(Material for this exercise begins)

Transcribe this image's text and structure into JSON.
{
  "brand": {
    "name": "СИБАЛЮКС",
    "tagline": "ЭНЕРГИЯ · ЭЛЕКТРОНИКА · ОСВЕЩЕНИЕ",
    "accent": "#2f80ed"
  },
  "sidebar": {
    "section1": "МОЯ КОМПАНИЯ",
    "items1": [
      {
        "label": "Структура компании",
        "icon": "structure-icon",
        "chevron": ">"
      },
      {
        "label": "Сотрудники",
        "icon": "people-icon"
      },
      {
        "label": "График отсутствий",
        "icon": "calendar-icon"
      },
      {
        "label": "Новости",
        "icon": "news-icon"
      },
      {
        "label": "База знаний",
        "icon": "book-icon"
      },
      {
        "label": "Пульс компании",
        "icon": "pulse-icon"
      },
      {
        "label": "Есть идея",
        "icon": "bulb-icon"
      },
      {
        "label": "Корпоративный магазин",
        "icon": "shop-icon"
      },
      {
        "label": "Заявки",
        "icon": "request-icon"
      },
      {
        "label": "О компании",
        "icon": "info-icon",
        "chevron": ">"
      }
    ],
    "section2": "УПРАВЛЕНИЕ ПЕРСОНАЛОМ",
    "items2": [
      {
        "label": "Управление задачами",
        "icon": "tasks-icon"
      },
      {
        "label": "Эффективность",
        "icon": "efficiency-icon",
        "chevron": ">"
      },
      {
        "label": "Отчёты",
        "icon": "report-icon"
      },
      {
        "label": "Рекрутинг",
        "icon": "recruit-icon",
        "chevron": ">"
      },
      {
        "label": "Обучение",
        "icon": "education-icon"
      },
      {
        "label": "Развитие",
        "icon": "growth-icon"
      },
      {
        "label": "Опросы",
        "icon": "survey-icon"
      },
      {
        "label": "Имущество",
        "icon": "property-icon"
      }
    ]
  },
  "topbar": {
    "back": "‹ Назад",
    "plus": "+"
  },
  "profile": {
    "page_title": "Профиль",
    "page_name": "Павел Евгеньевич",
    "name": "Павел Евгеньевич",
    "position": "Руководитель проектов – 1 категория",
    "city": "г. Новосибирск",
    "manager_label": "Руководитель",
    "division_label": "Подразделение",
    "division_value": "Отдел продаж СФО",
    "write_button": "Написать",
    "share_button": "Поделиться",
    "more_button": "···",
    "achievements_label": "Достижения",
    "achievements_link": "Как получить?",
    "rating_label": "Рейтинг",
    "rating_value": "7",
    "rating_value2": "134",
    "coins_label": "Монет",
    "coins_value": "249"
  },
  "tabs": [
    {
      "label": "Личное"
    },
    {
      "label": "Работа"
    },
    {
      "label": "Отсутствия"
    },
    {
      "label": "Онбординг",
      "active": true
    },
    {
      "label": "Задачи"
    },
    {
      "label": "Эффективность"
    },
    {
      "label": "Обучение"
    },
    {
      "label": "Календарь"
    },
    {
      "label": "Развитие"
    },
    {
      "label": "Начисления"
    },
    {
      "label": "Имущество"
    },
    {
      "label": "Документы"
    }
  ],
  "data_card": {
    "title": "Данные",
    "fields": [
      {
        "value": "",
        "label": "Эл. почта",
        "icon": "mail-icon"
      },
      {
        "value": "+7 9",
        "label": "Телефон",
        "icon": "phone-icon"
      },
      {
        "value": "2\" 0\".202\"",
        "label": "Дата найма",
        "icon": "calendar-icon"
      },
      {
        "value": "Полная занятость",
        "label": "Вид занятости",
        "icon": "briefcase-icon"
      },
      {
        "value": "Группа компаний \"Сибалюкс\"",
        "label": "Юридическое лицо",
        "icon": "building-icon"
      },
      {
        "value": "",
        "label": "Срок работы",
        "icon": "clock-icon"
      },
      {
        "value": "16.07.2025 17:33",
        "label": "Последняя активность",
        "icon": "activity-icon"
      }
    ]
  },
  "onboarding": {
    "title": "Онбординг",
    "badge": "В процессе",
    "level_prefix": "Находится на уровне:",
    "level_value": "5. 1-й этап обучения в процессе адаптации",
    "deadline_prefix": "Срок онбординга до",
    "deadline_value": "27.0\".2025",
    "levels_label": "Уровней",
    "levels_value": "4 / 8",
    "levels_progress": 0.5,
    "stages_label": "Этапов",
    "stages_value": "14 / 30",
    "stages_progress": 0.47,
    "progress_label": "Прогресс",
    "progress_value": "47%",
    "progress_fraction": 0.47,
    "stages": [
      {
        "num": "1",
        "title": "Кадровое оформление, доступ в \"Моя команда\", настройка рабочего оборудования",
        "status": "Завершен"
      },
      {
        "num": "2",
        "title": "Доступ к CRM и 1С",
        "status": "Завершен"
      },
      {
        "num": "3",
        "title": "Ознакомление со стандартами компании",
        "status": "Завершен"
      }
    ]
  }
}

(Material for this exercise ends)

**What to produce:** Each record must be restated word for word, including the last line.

**Problem solution:**
Transcribe this image's text and structure into JSON.
{
  "brand": {
    "name": "СИБАЛЮКС",
    "tagline": "ЭНЕРГИЯ · ЭЛЕКТРОНИКА · ОСВЕЩЕНИЕ",
    "accent": "#2f80ed"
  },
  "sidebar": {
    "section1": "МОЯ КОМПАНИЯ",
    "items1": [
      {
        "label": "Структура компании",
        "icon": "structure-icon",
        "chevron": ">"
      },
      {
        "label": "Сотрудники",
        "icon": "people-icon"
      },
      {
        "label": "График отсутствий",
        "icon": "calendar-icon"
      },
      {
        "label": "Новости",
        "icon": "news-icon"
      },
      {
        "label": "База знаний",
        "icon": "book-icon"
      },
      {
        "label": "Пульс компании",
        "icon": "pulse-icon"
      },
      {
        "label": "Есть идея",
        "icon": "bulb-icon"
      },
      {
        "label": "Корпоративный магазин",
        "icon": "shop-icon"
      },
      {
        "label": "Заявки",
        "icon": "request-icon"
      },
      {
        "label": "О компании",
        "icon": "info-icon",
        "chevron": ">"
      }
    ],
    "section2": "УПРАВЛЕНИЕ ПЕРСОНАЛОМ",
    "items2": [
      {
        "label": "Управление задачами",
        "icon": "tasks-icon"
      },
      {
        "label": "Эффективность",
        "icon": "efficiency-icon",
        "chevron": ">"
      },
      {
        "label": "Отчёты",
        "icon": "report-icon"
      },
      {
        "label": "Рекрутинг",
        "icon": "recruit-icon",
        "chevron": ">"
      },
      {
        "label": "Обучение",
        "icon": "education-icon"
      },
      {
        "label": "Развитие",
        "icon": "growth-icon"
      },
      {
        "label": "Опросы",
        "icon": "survey-icon"
      },
      {
        "label": "Имущество",
        "icon": "property-icon"
      }
    ]
  },
  "topbar": {
    "back": "‹ Назад",
    "plus": "+"
  },
  "profile": {
    "page_title": "Профиль",
    "page_name": "Павел Евгеньевич",
    "name": "Павел Евгеньевич",
    "position": "Руководитель проектов – 1 категория",
    "city": "г. Новосибирск",
    "manager_label": "Руководитель",
    "division_label": "Подразделение",
    "division_value": "Отдел продаж СФО",
    "write_button": "Написать",
    "share_button": "Поделиться",
    "more_button": "···",
    "achievements_label": "Достижения",
    "achievements_link": "Как получить?",
    "rating_label": "Рейтинг",
    "rating_value": "7",
    "rating_value2": "134",
    "coins_label": "Монет",
    "coins_value": "249"
  },
  "tabs": [
    {
      "label": "Личное"
    },
    {
      "label": "Работа"
    },
    {
      "label": "Отсутствия"
    },
    {
      "label": "Онбординг",
      "active": true
    },
    {
      "label": "Задачи"
    },
    {
      "label": "Эффективность"
    },
    {
      "label": "Обучение"
    },
    {
      "label": "Календарь"
    },
    {
      "label": "Развитие"
    },
    {
      "label": "Начисления"
    },
    {
      "label": "Имущество"
    },
    {
      "label": "Документы"
    }
  ],
  "data_card": {
    "title": "Данные",
    "fields": [
      {
        "value": "",
        "label": "Эл. почта",
        "icon": "mail-icon"
      },
      {
        "value": "+7 9",
        "label": "Телефон",
        "icon": "phone-icon"
      },
      {
        "value": "2\" 0\".202\"",
        "label": "Дата найма",
        "icon": "calendar-icon"
      },
      {
        "value": "Полная занятость",
        "label": "Вид занятости",
        "icon": "briefcase-icon"
      },
      {
        "value": "Группа компаний \"Сибалюкс\"",
        "label": "Юридическое лицо",
        "icon": "building-icon"
      },
      {
        "value": "",
        "label": "Срок работы",
        "icon": "clock-icon"
      },
      {
        "value": "16.07.2025 17:33",
        "label": "Последняя активность",
        "icon": "activity-icon"
      }
    ]
  },
  "onboarding": {
    "title": "Онбординг",
    "badge": "В процессе",
    "level_prefix": "Находится на уровне:",
    "level_value": "5. 1-й этап обучения в процессе адаптации",
    "deadline_prefix": "Срок онбординга до",
    "deadline_value": "27.0\".2025",
    "levels_label": "Уровней",
    "levels_value": "4 / 8",
    "levels_progress": 0.5,
    "stages_label": "Этапов",
    "stages_value": "14 / 30",
    "stages_progress": 0.47,
    "progress_label": "Прогресс",
    "progress_value": "47%",
    "progress_fraction": 0.47,
    "stages": [
      {
        "num": "1",
        "title": "Кадровое оформление, доступ в \"Моя команда\", настройка рабочего оборудования",
        "status": "Завершен"
      },
      {
        "num": "2",
        "title": "Доступ к CRM и 1С",
        "status": "Завершен"
      },
      {
        "num": "3",
        "title": "Ознакомление со стандартами компании",
        "status": "Завершен"
      }
    ]
  }
}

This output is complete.